* Goal of the exercise
Scan the listing below for the string "Console" and copy each line where it turns up.

* Available data
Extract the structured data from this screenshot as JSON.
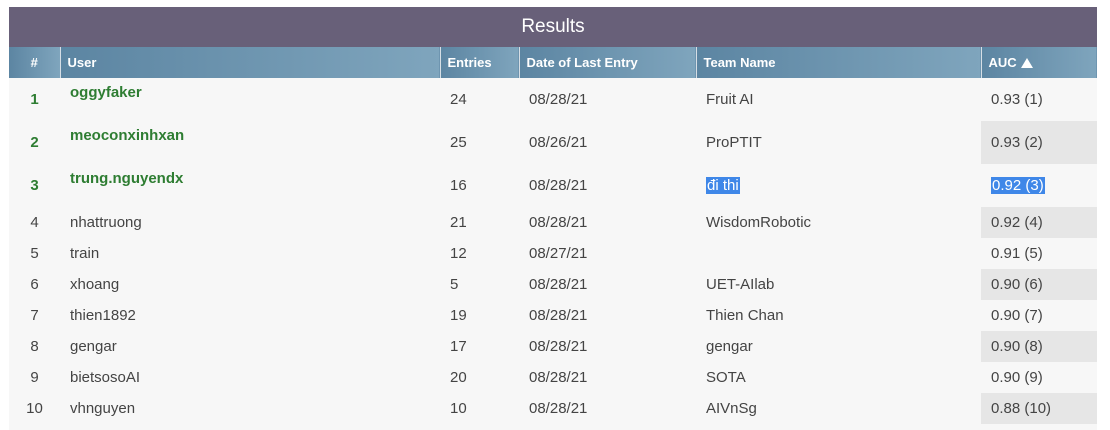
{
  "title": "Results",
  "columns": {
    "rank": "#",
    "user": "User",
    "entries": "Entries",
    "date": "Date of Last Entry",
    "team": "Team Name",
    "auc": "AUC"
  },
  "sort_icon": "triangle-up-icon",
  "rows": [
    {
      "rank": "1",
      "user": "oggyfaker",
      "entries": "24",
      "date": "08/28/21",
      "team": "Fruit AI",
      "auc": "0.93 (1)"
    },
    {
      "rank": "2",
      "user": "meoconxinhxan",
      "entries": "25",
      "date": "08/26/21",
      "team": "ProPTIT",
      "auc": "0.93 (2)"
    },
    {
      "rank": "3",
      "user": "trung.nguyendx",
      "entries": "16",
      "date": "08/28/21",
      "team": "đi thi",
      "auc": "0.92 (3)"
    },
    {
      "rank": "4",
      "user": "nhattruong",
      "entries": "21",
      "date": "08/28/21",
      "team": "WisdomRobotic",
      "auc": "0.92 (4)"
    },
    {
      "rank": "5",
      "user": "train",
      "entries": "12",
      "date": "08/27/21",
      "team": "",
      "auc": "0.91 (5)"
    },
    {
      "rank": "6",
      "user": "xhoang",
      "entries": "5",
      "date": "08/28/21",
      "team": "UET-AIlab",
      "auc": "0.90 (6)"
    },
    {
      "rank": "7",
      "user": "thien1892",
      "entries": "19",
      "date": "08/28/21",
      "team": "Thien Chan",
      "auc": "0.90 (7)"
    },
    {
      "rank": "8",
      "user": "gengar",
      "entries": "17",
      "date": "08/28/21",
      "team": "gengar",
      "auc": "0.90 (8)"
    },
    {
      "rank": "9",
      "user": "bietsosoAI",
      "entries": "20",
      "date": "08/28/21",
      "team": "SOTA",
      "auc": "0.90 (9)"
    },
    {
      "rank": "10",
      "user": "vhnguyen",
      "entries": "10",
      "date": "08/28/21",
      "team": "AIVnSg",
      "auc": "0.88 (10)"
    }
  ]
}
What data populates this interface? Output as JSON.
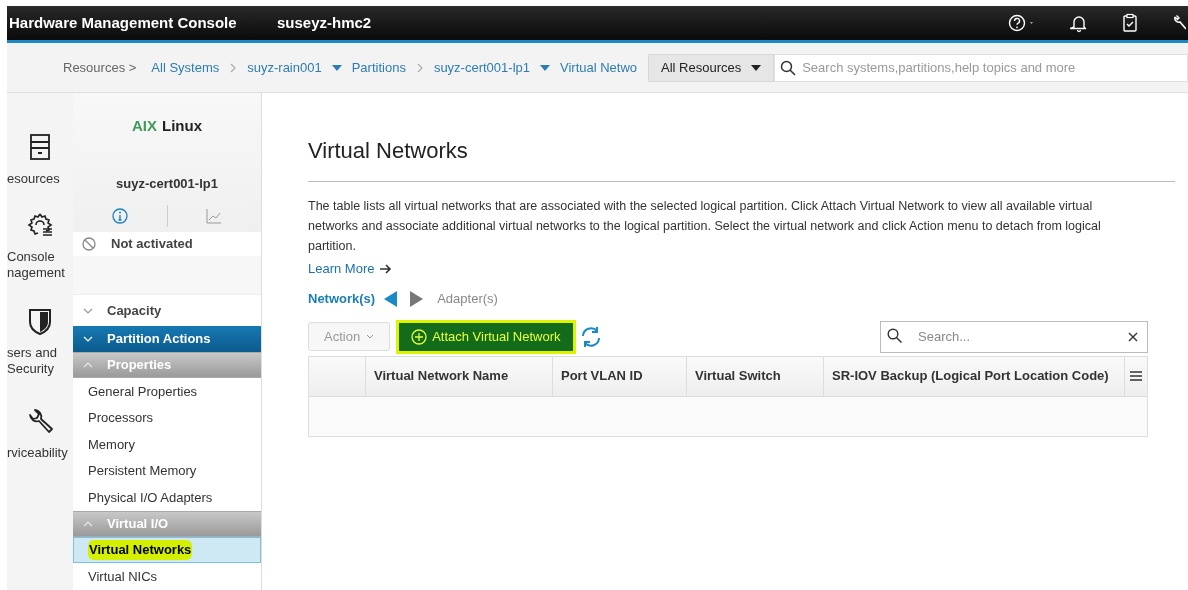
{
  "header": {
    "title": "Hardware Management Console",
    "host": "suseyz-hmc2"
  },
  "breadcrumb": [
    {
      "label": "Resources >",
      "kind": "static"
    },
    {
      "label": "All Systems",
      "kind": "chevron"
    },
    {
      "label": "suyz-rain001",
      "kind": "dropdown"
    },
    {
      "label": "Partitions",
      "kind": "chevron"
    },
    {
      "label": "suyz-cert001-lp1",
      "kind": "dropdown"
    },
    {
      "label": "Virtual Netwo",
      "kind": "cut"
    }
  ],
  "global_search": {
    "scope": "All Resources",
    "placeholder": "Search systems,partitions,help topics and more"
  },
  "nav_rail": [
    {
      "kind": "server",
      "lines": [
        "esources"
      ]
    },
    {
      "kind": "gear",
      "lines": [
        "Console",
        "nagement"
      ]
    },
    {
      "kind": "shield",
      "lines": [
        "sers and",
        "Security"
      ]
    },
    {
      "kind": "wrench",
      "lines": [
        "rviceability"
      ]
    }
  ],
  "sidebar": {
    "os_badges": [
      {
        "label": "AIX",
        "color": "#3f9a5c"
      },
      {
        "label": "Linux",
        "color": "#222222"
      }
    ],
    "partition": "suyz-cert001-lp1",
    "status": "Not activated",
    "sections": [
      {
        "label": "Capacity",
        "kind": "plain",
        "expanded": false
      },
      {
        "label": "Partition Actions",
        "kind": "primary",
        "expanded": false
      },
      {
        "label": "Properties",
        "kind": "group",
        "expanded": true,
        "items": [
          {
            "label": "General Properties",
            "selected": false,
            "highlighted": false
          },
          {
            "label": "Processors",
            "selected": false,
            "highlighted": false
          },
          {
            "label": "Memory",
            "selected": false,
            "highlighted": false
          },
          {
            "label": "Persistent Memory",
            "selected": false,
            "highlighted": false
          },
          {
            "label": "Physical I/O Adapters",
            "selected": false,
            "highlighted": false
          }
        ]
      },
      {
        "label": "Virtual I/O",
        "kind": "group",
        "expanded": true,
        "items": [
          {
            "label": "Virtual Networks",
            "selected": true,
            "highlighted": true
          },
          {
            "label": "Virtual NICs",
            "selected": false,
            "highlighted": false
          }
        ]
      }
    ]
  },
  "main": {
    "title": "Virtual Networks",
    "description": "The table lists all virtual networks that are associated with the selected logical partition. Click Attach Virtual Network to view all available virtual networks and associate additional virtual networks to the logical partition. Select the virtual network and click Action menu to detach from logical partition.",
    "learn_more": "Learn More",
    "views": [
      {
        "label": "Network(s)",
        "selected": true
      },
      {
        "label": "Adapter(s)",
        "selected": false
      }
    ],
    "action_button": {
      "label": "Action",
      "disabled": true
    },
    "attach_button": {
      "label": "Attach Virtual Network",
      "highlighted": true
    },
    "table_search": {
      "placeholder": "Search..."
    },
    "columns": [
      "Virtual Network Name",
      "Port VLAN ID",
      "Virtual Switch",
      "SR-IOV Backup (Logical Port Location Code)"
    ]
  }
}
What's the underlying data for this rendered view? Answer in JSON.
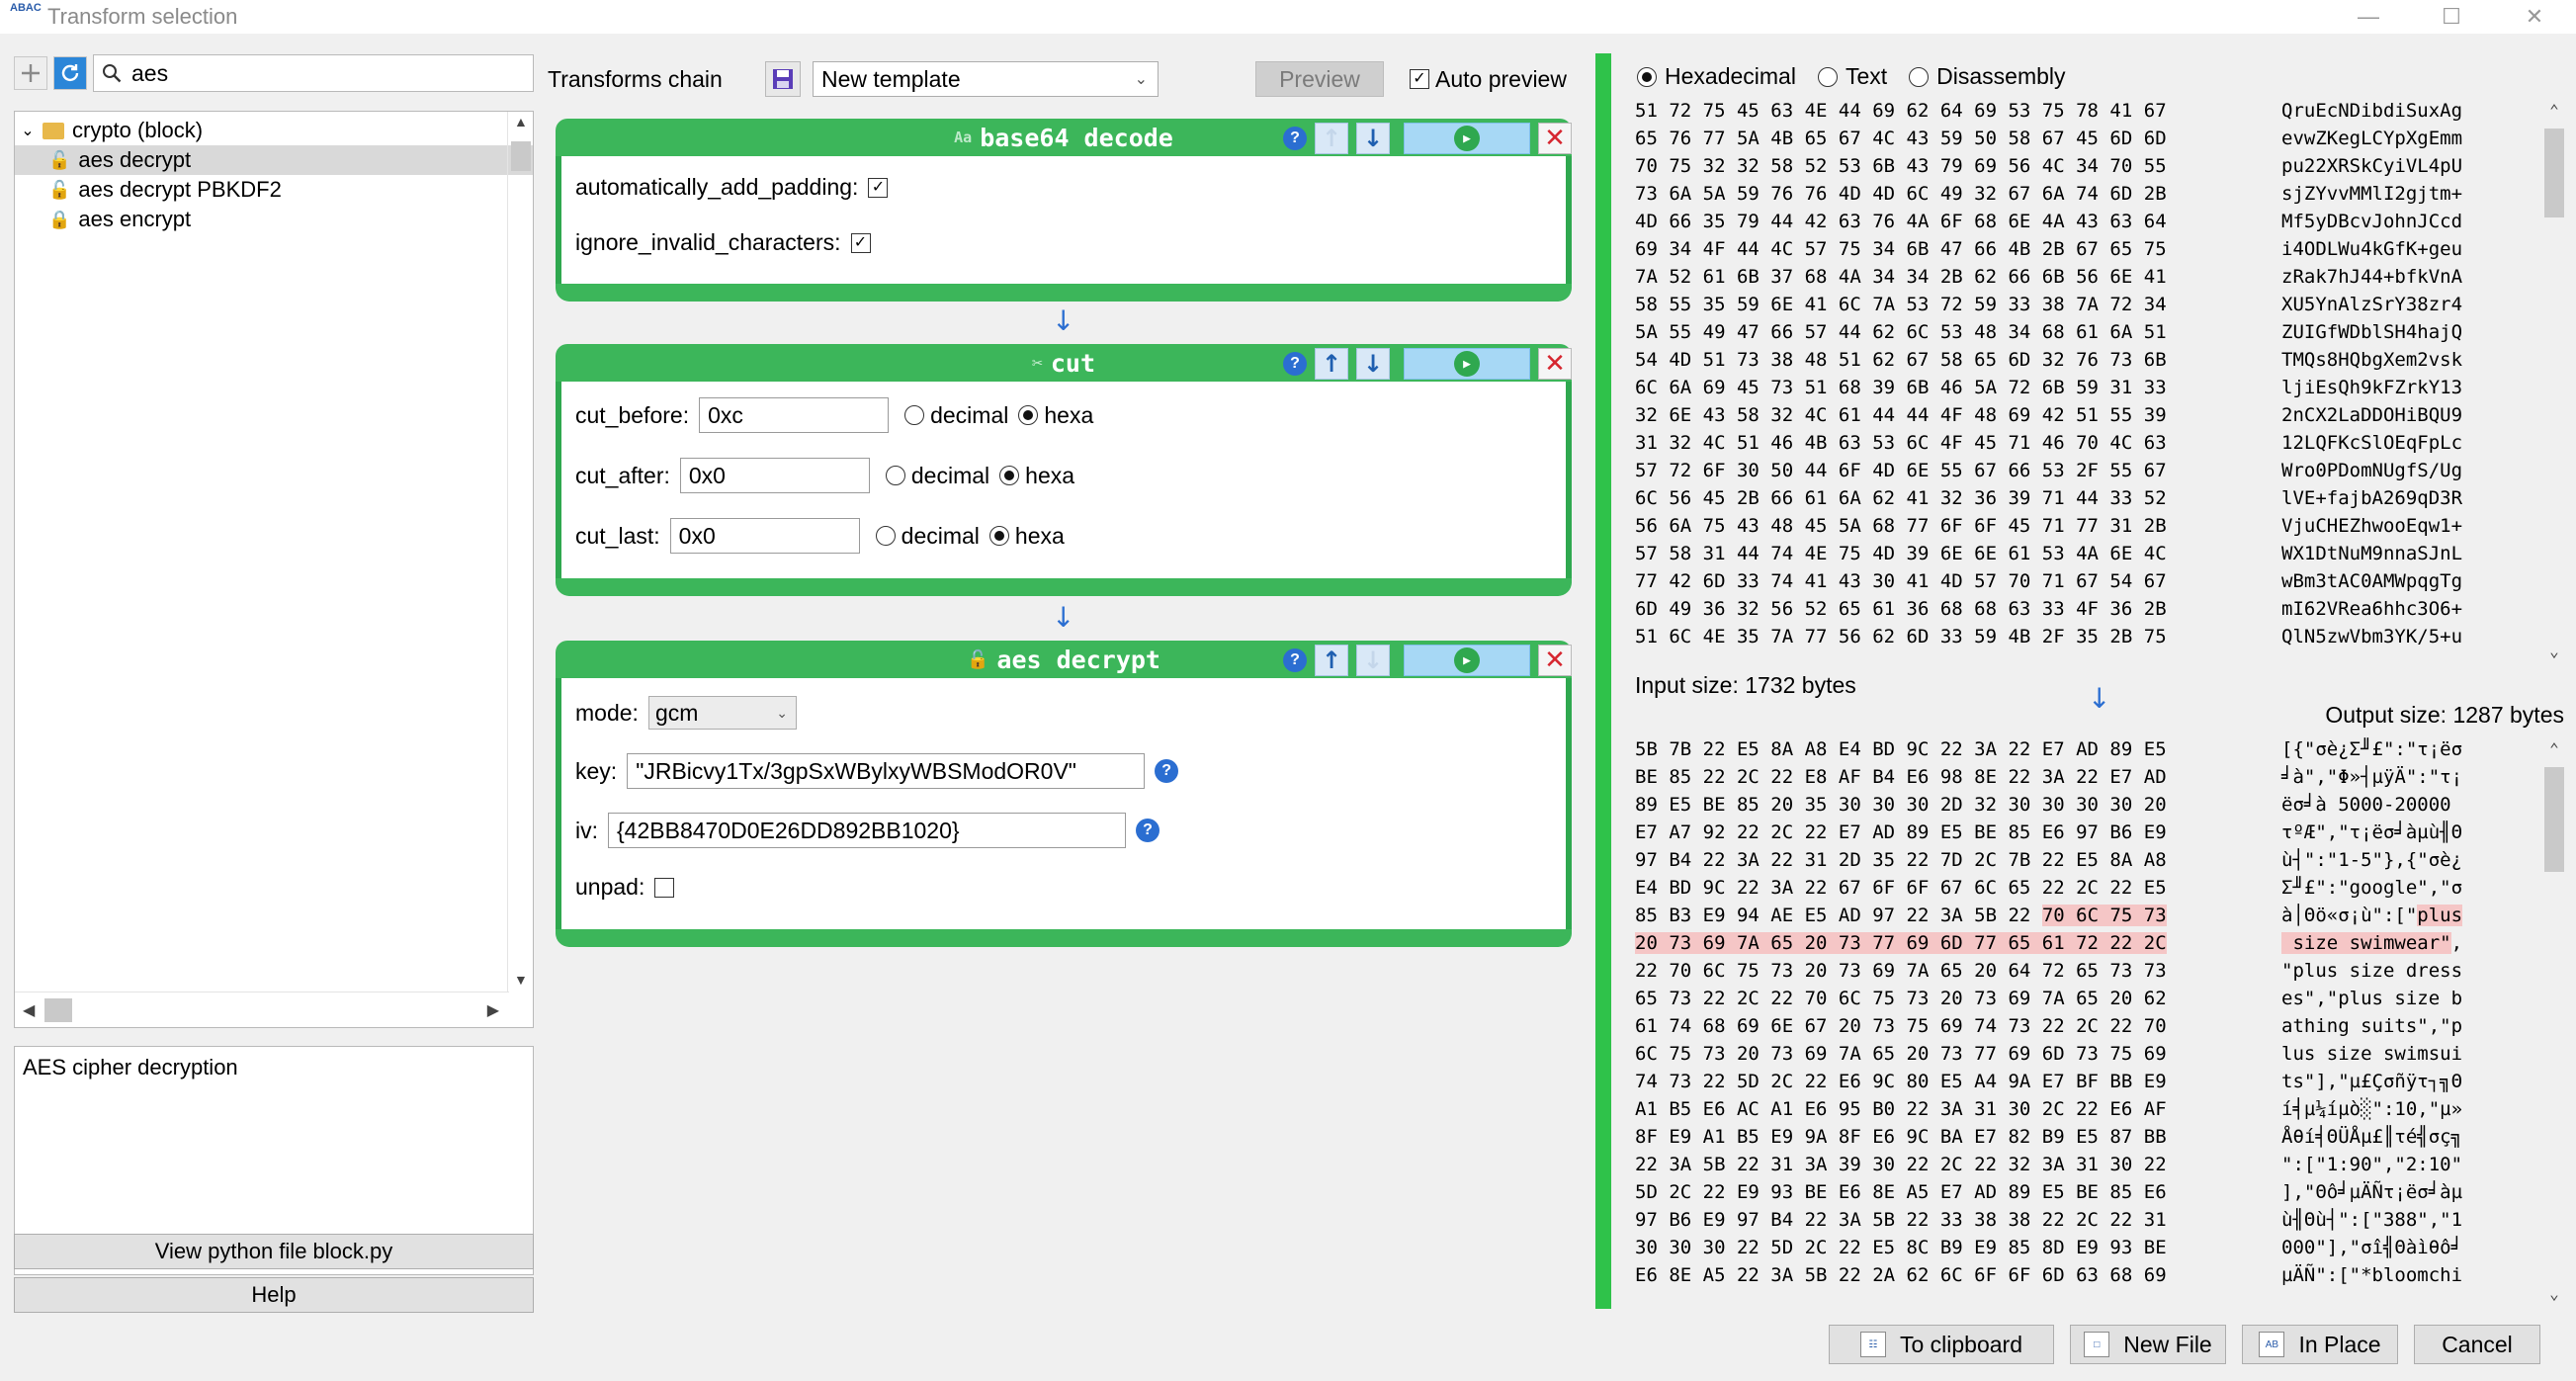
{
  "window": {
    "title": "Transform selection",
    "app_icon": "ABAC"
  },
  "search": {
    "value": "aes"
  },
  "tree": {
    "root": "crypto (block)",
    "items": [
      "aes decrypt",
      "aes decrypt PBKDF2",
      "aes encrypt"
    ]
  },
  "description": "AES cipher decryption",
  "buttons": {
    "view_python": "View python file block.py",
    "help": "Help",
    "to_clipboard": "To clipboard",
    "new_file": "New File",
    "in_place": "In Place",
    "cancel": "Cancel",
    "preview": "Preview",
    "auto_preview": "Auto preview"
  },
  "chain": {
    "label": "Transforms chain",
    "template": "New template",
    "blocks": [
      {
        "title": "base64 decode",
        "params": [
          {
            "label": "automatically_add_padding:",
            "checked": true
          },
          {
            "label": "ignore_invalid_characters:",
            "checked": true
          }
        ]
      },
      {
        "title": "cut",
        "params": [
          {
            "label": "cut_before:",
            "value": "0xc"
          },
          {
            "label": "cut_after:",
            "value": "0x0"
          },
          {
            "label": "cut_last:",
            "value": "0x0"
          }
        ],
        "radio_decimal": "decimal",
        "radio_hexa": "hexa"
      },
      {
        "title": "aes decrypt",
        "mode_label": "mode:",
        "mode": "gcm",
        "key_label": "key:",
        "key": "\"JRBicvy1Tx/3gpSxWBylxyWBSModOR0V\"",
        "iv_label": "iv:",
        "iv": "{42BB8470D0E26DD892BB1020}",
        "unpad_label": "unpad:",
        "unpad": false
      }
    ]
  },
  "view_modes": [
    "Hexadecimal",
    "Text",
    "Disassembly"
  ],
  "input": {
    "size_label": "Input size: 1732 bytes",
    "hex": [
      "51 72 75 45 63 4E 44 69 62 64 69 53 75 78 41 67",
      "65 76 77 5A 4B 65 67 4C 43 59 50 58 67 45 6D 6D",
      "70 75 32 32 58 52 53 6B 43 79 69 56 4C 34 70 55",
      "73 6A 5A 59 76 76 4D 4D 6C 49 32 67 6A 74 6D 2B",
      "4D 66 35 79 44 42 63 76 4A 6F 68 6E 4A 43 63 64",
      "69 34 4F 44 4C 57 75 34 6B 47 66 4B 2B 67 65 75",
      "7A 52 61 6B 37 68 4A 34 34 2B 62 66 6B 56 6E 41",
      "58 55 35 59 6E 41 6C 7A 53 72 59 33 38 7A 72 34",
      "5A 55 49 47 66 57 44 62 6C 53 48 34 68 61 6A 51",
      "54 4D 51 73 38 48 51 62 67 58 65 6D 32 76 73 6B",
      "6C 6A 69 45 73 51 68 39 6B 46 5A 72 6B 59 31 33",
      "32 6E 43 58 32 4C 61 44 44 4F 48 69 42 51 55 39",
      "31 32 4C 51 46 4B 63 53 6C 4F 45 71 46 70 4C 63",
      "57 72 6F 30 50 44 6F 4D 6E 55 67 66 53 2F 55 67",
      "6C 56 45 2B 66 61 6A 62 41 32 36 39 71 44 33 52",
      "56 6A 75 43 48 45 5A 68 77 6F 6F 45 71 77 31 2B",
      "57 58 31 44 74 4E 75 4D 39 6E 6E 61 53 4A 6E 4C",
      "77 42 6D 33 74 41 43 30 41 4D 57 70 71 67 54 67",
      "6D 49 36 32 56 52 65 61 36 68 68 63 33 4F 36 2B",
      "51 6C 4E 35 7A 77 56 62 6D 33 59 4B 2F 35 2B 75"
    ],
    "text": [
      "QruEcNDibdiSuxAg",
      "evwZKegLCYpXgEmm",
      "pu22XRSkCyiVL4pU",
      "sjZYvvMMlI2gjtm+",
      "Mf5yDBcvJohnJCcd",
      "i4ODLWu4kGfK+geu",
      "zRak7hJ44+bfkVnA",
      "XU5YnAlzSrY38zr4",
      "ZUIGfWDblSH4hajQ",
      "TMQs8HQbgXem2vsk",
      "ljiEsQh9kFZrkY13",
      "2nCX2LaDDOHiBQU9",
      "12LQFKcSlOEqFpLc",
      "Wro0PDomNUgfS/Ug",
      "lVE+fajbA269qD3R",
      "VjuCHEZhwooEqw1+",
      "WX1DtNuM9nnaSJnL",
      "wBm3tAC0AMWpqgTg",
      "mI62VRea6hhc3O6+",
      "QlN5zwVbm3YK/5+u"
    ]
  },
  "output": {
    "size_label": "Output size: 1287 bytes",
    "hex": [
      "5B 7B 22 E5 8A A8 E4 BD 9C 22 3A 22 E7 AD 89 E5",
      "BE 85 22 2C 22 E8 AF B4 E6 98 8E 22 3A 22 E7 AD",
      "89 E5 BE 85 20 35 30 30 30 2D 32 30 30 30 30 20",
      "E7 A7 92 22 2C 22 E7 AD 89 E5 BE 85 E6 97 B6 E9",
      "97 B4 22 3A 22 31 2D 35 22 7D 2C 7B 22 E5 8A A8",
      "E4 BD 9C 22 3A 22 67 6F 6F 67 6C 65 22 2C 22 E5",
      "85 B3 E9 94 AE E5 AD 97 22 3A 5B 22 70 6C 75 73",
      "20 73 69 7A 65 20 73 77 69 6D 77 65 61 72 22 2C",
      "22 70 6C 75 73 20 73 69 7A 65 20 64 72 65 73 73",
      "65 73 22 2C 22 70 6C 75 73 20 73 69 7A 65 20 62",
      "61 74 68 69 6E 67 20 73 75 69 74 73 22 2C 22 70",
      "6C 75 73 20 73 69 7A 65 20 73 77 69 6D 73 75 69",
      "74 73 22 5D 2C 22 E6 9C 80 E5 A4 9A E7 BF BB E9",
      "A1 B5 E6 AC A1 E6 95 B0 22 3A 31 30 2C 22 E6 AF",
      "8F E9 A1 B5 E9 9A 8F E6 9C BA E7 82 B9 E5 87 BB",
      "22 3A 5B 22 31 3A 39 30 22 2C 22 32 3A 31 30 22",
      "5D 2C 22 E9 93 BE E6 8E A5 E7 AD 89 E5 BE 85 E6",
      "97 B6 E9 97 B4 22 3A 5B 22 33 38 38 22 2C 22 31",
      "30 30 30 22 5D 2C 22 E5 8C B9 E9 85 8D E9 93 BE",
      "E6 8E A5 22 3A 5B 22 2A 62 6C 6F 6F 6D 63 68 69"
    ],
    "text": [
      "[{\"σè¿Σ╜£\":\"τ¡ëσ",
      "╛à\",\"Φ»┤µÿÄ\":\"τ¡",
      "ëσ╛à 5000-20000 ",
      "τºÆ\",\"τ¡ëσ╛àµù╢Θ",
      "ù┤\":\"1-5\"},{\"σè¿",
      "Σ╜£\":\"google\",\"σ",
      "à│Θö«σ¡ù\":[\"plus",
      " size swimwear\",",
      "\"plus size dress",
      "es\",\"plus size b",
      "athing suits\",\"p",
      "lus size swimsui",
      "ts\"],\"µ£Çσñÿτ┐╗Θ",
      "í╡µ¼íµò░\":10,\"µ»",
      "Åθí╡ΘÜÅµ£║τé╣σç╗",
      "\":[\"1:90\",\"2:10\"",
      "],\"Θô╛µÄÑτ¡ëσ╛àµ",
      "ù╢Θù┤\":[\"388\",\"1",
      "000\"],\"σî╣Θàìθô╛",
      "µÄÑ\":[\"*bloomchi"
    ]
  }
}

* Exercise output
    "title": "Hardware Management Console",
        "Console",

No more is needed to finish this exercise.